Instructions to follow
Could you print each entry below verbatim while omitting the pictures?

Entries supplied
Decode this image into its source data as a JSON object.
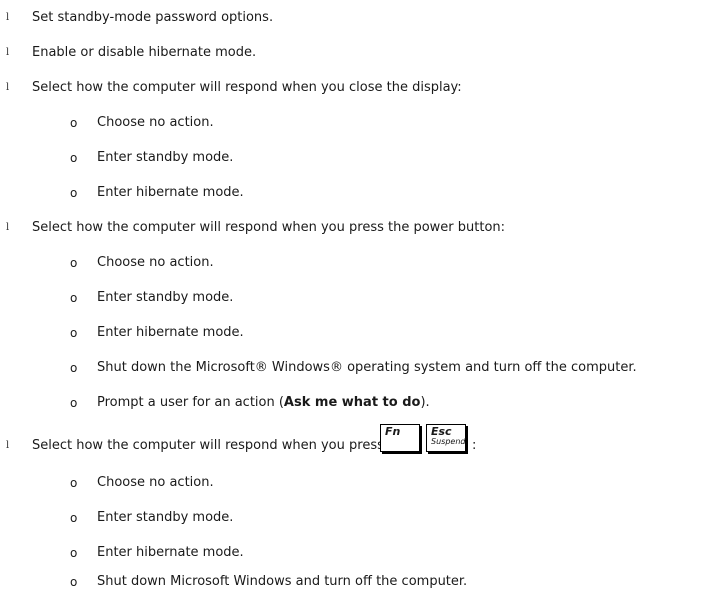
{
  "bullet_glyph": "l",
  "sub_bullet_glyph": "o",
  "items": [
    {
      "text": "Set standby-mode password options."
    },
    {
      "text": "Enable or disable hibernate mode."
    },
    {
      "text": "Select how the computer will respond when you close the display:"
    },
    {
      "sub": [
        "Choose no action.",
        "Enter standby mode.",
        "Enter hibernate mode."
      ]
    },
    {
      "text": "Select how the computer will respond when you press the power button:"
    },
    {
      "sub": [
        "Choose no action.",
        "Enter standby mode.",
        "Enter hibernate mode.",
        "Shut down the Microsoft® Windows® operating system and turn off the computer."
      ]
    },
    {
      "prompt_before": "Prompt a user for an action (",
      "prompt_bold": "Ask me what to do",
      "prompt_after": ")."
    },
    {
      "text_keys": "Select how the computer will respond when you press",
      "key_fn": "Fn",
      "key_esc_top": "Esc",
      "key_esc_bottom": "Suspend",
      "after_keys": ":"
    },
    {
      "sub2": [
        "Choose no action.",
        "Enter standby mode.",
        "Enter hibernate mode.",
        "Shut down Microsoft Windows and turn off the computer."
      ]
    }
  ]
}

Solved problem
Decode this image into its source data as a JSON object.
{
  "bullet_glyph": "l",
  "sub_bullet_glyph": "o",
  "items": [
    {
      "text": "Set standby-mode password options."
    },
    {
      "text": "Enable or disable hibernate mode."
    },
    {
      "text": "Select how the computer will respond when you close the display:"
    },
    {
      "sub": [
        "Choose no action.",
        "Enter standby mode.",
        "Enter hibernate mode."
      ]
    },
    {
      "text": "Select how the computer will respond when you press the power button:"
    },
    {
      "sub": [
        "Choose no action.",
        "Enter standby mode.",
        "Enter hibernate mode.",
        "Shut down the Microsoft® Windows® operating system and turn off the computer."
      ]
    },
    {
      "prompt_before": "Prompt a user for an action (",
      "prompt_bold": "Ask me what to do",
      "prompt_after": ")."
    },
    {
      "text_keys": "Select how the computer will respond when you press",
      "key_fn": "Fn",
      "key_esc_top": "Esc",
      "key_esc_bottom": "Suspend",
      "after_keys": ":"
    },
    {
      "sub2": [
        "Choose no action.",
        "Enter standby mode.",
        "Enter hibernate mode.",
        "Shut down Microsoft Windows and turn off the computer."
      ]
    }
  ]
}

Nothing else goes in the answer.